MOVIE REVIEW – Directed by Tim Mielants and adapted from Jeroen Olyslaegers’ novel of the same name for Netflix, Will unfolds as a profound and thought-provoking drama, marking one of this year’s standout European premieres. The narrative transports us to the heart of Antwerp under Nazi occupation, following a Belgian policeman striving to find his place and survive the perilous times. The cast features a host of renowned Belgian talents such as Stef Aerts, Jan Bijvoet, Annelore Crollet, Matteo Simoni, and Kevin Janssens.
The film delves into the human side of historical events through the life of Wilfried Wils, or “Wil” for short, highlighting the difficulty of judging past events without having lived through those times. Wil’s story acts as a mirror, linking past events with present-day dilemmas, prompting reflection from the audience.
Violence and Moral Crisis in Antwerp
Set in 1942 Antwerp under Nazi occupation, Wil begins his career as an auxiliary policeman. New recruits are advised to survive by staying in the background and not interfering with the Nazi-imposed order. However, the situation complicates when a Nazi officer, known as a Feldgendarm, seeks Wil and his colleague Lode’s assistance to arrest a Jewish family. A tragic turn of events occurs when Lode accidentally kills the officer, further complicating the trust between the two policemen.
Wil’s journey continues as he semi-joins the resistance and starts a relationship with Lode’s sister, Yvette, showcasing the challenges of finding the right path and maintaining human values in a world fraught with danger. Tim Mielants is renowned for directing dark-themed works like “Peaky Blinders” and “The Terror,” and Will similarly tackles challenging subjects without shying away from depicting violence, always in service of exploring the depths of the human soul.
Top-Notch Performances and Direction
Stef Aerts delivers a compelling portrayal of Wilfried Wils’ complex inner world, navigating the depths of the human spirit and the dilemmas faced by his character. Aerts’ performance spans the full range of emotions experienced by the protagonist, from hope to despair, making his portrayal a defining element of the film. Annelore Crollet dazzles as the idealistic Yvette, captivating the audience with her presence on screen each time, infusing the film with her character’s strength and vulnerability. Crollet’s portrayal speaks to Yvette’s courage and desire to preserve humanity in the toughest times.
As a director, Tim Mielants proves once again his ability to depict deep human stories and complex characters on screen. With Will, Mielants not only creates a historical drama but also a work that questions human nature, morality, and the choices people are forced to make for survival.

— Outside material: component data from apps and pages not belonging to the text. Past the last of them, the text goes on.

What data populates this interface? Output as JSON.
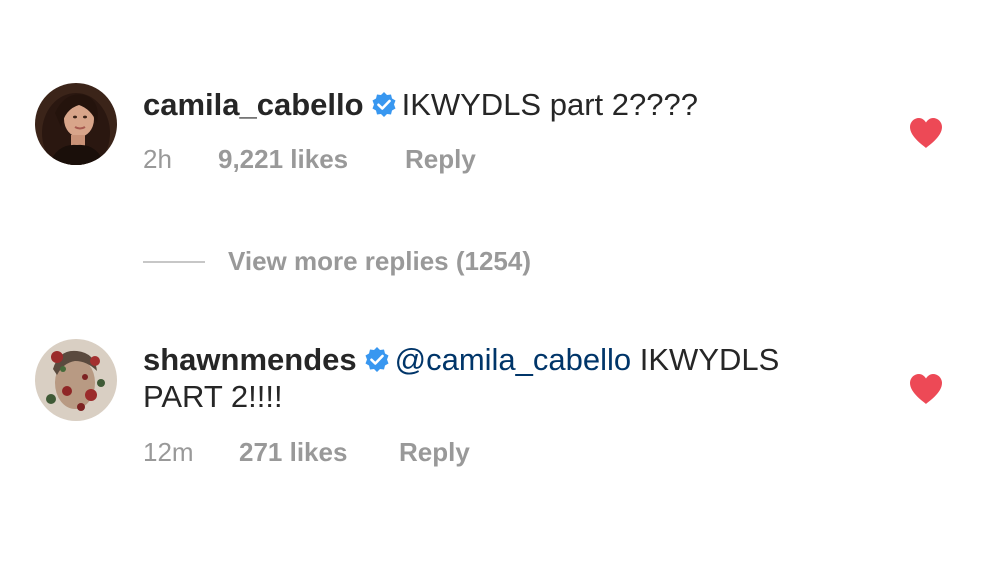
{
  "comments": [
    {
      "username": "camila_cabello",
      "verified": true,
      "text": "IKWYDLS part 2????",
      "time": "2h",
      "likes": "9,221 likes",
      "reply": "Reply",
      "liked": true
    },
    {
      "username": "shawnmendes",
      "verified": true,
      "mention": "@camila_cabello",
      "text_line1": " IKWYDLS",
      "text_line2": "PART 2!!!!",
      "time": "12m",
      "likes": "271 likes",
      "reply": "Reply",
      "liked": true
    }
  ],
  "view_more_replies": "View more replies (1254)",
  "colors": {
    "heart": "#ed4956",
    "verified": "#3897f0",
    "mention": "#003569",
    "meta": "#999999"
  },
  "icons": [
    "verified-badge-icon",
    "heart-icon"
  ]
}
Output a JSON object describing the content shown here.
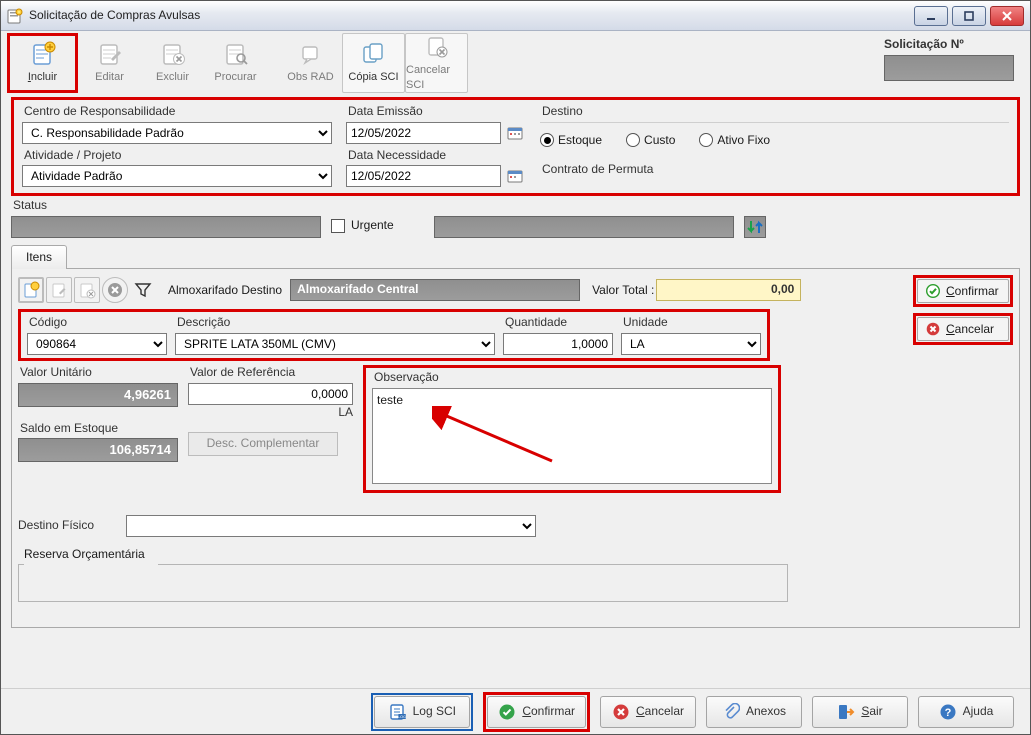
{
  "window": {
    "title": "Solicitação de Compras Avulsas"
  },
  "toolbar": {
    "incluir": "Incluir",
    "editar": "Editar",
    "excluir": "Excluir",
    "procurar": "Procurar",
    "obsrad": "Obs RAD",
    "copiasci": "Cópia SCI",
    "cancelarsci": "Cancelar SCI"
  },
  "solic": {
    "label": "Solicitação Nº",
    "value": ""
  },
  "header": {
    "centro_lbl": "Centro de Responsabilidade",
    "centro_val": "C. Responsabilidade Padrão",
    "atividade_lbl": "Atividade / Projeto",
    "atividade_val": "Atividade Padrão",
    "data_emissao_lbl": "Data Emissão",
    "data_emissao_val": "12/05/2022",
    "data_necessidade_lbl": "Data Necessidade",
    "data_necessidade_val": "12/05/2022",
    "destino_lbl": "Destino",
    "destino_opts": {
      "estoque": "Estoque",
      "custo": "Custo",
      "ativo": "Ativo Fixo"
    },
    "contrato_lbl": "Contrato de Permuta"
  },
  "status": {
    "label": "Status",
    "urgente": "Urgente"
  },
  "tabs": {
    "itens": "Itens"
  },
  "itemsbar": {
    "almox_lbl": "Almoxarifado Destino",
    "almox_val": "Almoxarifado Central",
    "valtotal_lbl": "Valor Total :",
    "valtotal_val": "0,00"
  },
  "item": {
    "codigo_lbl": "Código",
    "codigo_val": "090864",
    "descricao_lbl": "Descrição",
    "descricao_val": "SPRITE LATA 350ML (CMV)",
    "quantidade_lbl": "Quantidade",
    "quantidade_val": "1,0000",
    "unidade_lbl": "Unidade",
    "unidade_val": "LA",
    "valor_unit_lbl": "Valor Unitário",
    "valor_unit_val": "4,96261",
    "valor_ref_lbl": "Valor de Referência",
    "valor_ref_val": "0,0000",
    "unit_suffix": "LA",
    "saldo_lbl": "Saldo em Estoque",
    "saldo_val": "106,85714",
    "desc_compl": "Desc. Complementar",
    "obs_lbl": "Observação",
    "obs_val": "teste",
    "destino_fisico_lbl": "Destino Físico",
    "reserva_lbl": "Reserva Orçamentária"
  },
  "sidebtns": {
    "confirmar": "Confirmar",
    "cancelar": "Cancelar"
  },
  "footer": {
    "logsci": "Log SCI",
    "confirmar": "Confirmar",
    "cancelar": "Cancelar",
    "anexos": "Anexos",
    "sair": "Sair",
    "ajuda": "Ajuda"
  }
}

The film’s visual style and storytelling reflect Mielants’ unique vision, presenting challenging themes in new and intriguing ways.
Why Will Matters?
Will is more than just a historical drama; it’s a piece that encourages viewers to reflect on the strength and weakness of the human spirit and the moral dilemmas faced throughout history. Wil, as an ordinary man wanting to do right, represents the deep human desires and fears with which everyone can identify. The film’s raw and honest portrayal of life during World War II and the consequences of human decisions speaks not only of the past but also of how these decisions shape our present and future.
Will is an exceptional film that, beyond historical accuracy, places significant emphasis on depicting deep human emotions and conflicts. It masterfully combines historical context with eternal questions of the human soul, not only recalling past events but also illuminating how human decisions, courage, and vulnerability shape history and individual destinies.
-Gergely Herpai (BadSector)-